**Aim of the task:** A single number is required: the count of lines in the records below that contain the word "eiusmod".

(Page and application data records)
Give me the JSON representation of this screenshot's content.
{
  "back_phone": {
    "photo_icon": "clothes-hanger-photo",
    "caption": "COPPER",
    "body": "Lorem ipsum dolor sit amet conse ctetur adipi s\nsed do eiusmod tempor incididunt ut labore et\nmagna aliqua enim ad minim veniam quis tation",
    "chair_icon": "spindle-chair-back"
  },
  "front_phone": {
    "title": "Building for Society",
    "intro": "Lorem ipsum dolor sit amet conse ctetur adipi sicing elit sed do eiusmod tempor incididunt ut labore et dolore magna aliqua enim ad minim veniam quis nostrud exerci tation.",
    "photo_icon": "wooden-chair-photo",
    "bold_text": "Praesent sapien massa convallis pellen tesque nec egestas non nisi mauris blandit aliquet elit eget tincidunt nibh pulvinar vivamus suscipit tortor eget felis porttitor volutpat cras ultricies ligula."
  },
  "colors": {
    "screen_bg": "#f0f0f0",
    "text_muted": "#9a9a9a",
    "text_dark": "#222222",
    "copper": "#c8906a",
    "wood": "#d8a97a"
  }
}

**Final answer:** 2